Students think about their futures and the literature they read through a unique metaphor and activity involving mashed potatoes.
- To inspire students to focus on their passions and creativity, rather than becoming victims of apathy or mediocrity
- To provide a metaphor for thinking about themes such as individuality, the cult of personality, the nature of evil, etc. that they encounter in their reading in literature and about culture
- To engage students in using creative mediums to convey a vivid picture of an experience
Class: ENG 1: Composition/Literature 1 Advanced
Introduction/Background: Vicky Gilpin has taught courses that range from high school Freshman Composition courses to university courses on writing and literature. In all of these different types of classes, she has used this activity and metaphor, “Don’t Be Mashed Potatoes” to encourage students to develop their own passions and goals rather than being malleable and bland like mashed potatoes.
For a more in depth explanation from Dr. Gilpin herself of how she explains this activity and idea to her students, see the attached file.
- When students enter the classroom, the instructor gives them an introductory writing activity (usually the metacognition activity, attached) along with the verbal instructions, "next time you enter this room, you must bring in an artifact that demonstrates that you played with mashed potatoes." She tells them that they may have pictures, video, create a poem, etc: they must -as young adults- play with mashed potatoes and pay close attention to the qualities and characteristics. She does not indicate the purpose, unlike most of her exercises where she explains the relevance of the activity up front.
- Students bring in and present their artifacts. These have ranged from poetry, to blogs, to musical numbers, to slow-motion films.
- She then shows them the PowerPoint, attached, where she discusses the meaning of the exercise. Attached is a longer description from the instructor describing the inspirational quotes and ideas she shares with her students. Here are some of the highlights: “The experience of playing with mashed potatoes sears a most important metaphor into my students’ brains while re-emphasizing it in my own: mashed potatoes are squishy, oozing, bland (because of course someone always tastes them), and tend to splatter when subjected to force....Consequently, a person without a path, a goal, a passion, a drive, or 'seeds of a destiny' – whatever label one gives – a person who denies his or her potential agency or proactivity is mashed potatoes: malleable, easily altered, ineffective under pressure. Apathy and anomie can only be fought by those who are not mashed potatoes, and not being mashed potatoes is more than chance.”
- This activity creates a metaphor that lasts the whole year. As Gilpin describes, “While we are discussing, examining classic works or works from popular culture, doing more intricate activities that encourage a combination of creative and critical thinking, the metaphor, the theme, pervades: DO NOT BE MASHED POTATOES. Everything we do is to keep them from becoming mashed potatoes, no matter who challenges them, and no matter who tries to sabotage their dreams.” Throughout her classes, Dr. Gilpin creates assignents that have her high school students producing videos, papers, and projects, and her university students networking, presenting, and publishing. This active learning embodies her message to students to be creative and active rather than passive.

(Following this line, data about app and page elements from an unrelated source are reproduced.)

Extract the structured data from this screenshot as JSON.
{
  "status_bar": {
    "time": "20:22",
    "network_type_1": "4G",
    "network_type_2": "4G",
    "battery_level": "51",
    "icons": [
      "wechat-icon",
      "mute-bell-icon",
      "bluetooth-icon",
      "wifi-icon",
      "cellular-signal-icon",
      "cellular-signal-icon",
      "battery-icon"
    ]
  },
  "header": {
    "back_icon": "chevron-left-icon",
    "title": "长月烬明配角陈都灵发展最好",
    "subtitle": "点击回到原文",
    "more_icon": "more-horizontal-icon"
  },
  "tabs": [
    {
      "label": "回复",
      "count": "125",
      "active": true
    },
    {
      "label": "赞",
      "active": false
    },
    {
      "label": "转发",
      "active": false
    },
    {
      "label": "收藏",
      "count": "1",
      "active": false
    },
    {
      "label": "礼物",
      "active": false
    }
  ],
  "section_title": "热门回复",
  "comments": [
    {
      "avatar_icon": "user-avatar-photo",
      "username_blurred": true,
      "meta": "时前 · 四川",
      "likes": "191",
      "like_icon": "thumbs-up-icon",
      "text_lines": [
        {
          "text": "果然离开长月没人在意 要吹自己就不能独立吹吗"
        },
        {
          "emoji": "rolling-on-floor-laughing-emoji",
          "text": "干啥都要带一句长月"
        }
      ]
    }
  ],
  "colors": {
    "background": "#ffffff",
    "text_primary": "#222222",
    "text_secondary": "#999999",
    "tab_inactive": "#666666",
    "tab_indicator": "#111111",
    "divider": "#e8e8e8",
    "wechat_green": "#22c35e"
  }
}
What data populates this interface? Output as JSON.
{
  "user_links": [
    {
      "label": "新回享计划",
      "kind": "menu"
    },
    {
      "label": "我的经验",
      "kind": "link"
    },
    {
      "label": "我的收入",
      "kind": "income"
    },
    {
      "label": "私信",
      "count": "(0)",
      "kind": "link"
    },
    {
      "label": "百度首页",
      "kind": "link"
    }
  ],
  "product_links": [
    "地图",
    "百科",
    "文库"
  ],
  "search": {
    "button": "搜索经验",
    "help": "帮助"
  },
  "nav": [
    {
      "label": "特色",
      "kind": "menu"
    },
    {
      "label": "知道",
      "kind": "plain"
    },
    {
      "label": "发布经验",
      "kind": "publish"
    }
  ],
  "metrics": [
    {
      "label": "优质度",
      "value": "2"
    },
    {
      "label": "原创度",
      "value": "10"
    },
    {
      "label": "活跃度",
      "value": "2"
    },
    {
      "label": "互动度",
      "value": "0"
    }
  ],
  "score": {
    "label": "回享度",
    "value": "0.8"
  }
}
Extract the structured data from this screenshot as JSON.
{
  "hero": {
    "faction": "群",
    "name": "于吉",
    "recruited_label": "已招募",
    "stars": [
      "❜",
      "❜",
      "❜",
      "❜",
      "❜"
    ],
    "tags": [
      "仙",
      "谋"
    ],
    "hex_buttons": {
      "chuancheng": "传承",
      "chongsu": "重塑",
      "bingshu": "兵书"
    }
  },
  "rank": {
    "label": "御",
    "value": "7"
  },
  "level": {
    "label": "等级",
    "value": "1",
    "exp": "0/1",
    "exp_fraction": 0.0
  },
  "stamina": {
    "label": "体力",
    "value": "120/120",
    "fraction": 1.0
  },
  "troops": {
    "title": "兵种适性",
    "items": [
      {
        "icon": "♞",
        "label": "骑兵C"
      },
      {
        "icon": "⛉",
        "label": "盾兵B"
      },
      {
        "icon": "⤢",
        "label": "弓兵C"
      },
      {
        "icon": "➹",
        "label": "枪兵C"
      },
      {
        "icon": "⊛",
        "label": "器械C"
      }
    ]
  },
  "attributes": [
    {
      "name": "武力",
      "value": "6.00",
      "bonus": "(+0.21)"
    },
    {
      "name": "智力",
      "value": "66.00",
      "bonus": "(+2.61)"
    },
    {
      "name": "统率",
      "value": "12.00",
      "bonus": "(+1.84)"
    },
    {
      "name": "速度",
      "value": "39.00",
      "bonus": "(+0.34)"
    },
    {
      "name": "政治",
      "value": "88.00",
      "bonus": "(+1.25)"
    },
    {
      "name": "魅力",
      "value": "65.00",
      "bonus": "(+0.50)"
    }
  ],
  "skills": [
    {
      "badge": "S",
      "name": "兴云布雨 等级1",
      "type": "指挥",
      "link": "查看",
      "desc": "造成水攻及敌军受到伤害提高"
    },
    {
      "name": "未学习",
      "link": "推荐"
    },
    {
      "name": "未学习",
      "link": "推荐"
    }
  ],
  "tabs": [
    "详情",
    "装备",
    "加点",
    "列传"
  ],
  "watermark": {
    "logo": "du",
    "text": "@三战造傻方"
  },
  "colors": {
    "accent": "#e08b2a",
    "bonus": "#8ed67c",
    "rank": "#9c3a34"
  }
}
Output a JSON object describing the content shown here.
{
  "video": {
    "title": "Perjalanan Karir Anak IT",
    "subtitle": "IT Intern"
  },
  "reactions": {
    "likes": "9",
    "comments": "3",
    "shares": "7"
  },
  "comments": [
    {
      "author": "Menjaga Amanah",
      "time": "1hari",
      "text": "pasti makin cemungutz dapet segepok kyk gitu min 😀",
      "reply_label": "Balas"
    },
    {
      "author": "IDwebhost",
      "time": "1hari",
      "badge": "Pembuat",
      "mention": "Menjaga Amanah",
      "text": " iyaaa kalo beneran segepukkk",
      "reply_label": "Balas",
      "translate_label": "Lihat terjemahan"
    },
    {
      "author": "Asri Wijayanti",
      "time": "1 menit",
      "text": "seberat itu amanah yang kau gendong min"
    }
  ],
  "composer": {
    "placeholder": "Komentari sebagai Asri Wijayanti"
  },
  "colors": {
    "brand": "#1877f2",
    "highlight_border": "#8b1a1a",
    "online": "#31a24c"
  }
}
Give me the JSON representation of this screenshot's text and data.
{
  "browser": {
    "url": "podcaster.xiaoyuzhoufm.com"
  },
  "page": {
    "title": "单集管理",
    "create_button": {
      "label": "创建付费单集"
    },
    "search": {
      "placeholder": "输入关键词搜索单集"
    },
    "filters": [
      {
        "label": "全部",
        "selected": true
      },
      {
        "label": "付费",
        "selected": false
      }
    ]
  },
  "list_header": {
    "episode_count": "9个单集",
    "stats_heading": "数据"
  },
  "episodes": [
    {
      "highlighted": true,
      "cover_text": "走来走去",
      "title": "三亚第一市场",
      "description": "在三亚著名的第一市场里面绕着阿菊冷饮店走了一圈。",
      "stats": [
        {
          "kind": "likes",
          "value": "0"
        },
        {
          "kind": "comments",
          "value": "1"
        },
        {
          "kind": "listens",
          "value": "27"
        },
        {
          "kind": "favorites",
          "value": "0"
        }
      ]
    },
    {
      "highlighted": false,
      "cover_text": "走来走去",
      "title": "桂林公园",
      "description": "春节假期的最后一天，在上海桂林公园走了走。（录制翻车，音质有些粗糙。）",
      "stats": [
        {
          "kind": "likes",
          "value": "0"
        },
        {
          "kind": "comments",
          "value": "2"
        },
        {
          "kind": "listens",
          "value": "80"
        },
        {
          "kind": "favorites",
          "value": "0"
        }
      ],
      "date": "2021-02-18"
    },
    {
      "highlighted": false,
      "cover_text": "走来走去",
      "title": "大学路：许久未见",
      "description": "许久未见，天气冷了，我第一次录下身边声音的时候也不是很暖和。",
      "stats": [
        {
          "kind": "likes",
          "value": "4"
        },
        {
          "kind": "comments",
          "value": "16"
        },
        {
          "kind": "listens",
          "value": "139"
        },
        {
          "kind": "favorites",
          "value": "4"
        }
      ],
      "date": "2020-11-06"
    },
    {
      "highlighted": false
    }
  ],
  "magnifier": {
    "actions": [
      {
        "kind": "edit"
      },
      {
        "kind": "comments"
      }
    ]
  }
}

Mashed potatoes (students provide)
Comments from the Instructor:
- “This is not merely an activity, but an approach that I have used for classes (depending on how it fits with the curriculum, age, campus, etc) from High School Freshman Composition courses through university genre-based courses and first-year writing courses. The prerequisites include an open mind, a willingness to be challenged, and a recognition that activities are developed to benefit students.”
- “The mashed potatoes activity is beneficial and interesting, but the teacher must have the passion to continue its lessons with connected academic activities that weave differentiated instruction, research, credible sources, literature, informational texts, and THE STUDENTS' INTERESTS (as much as possible in the subject) the whole semester or year.”